Please filter the listing below and copy out the lines that hold "แบบทดสอบ".
____
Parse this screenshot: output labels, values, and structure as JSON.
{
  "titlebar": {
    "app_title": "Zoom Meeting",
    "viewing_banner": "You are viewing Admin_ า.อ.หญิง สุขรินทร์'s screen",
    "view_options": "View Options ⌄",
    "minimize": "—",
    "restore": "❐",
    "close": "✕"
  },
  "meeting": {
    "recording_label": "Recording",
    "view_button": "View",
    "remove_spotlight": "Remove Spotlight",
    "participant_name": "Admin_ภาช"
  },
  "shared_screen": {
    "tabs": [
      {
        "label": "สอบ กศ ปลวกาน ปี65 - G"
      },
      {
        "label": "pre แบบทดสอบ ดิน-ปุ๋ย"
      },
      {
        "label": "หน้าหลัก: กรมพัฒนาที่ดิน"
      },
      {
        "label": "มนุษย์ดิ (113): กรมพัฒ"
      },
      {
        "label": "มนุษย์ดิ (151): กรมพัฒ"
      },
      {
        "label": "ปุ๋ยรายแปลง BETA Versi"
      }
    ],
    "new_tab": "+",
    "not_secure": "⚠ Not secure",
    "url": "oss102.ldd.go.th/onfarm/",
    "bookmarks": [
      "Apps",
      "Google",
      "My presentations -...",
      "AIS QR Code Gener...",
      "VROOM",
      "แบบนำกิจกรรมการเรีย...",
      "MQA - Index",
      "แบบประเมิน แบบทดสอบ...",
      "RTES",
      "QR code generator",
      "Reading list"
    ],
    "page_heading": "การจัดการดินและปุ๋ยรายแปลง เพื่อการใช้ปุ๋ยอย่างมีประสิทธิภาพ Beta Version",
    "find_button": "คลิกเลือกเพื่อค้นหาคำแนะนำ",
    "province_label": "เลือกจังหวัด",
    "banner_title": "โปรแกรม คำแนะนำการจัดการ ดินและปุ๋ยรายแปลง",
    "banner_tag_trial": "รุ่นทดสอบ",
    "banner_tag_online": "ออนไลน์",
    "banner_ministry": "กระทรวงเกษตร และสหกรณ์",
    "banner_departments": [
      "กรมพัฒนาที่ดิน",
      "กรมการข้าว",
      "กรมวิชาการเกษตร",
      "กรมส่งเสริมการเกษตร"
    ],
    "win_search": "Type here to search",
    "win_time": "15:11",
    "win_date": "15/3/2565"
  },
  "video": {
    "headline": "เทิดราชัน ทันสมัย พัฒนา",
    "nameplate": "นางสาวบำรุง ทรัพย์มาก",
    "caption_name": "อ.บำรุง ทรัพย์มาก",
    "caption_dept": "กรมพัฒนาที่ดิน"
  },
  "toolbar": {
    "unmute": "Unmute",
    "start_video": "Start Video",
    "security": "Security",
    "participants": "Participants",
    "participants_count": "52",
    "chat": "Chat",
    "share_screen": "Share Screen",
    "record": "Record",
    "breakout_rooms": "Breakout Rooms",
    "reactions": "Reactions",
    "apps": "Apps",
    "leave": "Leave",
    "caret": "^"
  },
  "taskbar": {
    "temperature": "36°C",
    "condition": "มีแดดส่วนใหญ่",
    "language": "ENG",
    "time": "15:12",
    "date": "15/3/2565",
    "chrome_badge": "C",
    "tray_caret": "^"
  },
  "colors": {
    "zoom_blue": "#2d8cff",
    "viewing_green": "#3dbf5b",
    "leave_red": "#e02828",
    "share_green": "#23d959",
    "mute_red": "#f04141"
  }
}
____
:: Exercise output ::
        "label": "pre แบบทดสอบ ดิน-ปุ๋ย"
      "แบบประเมิน แบบทดสอบ...",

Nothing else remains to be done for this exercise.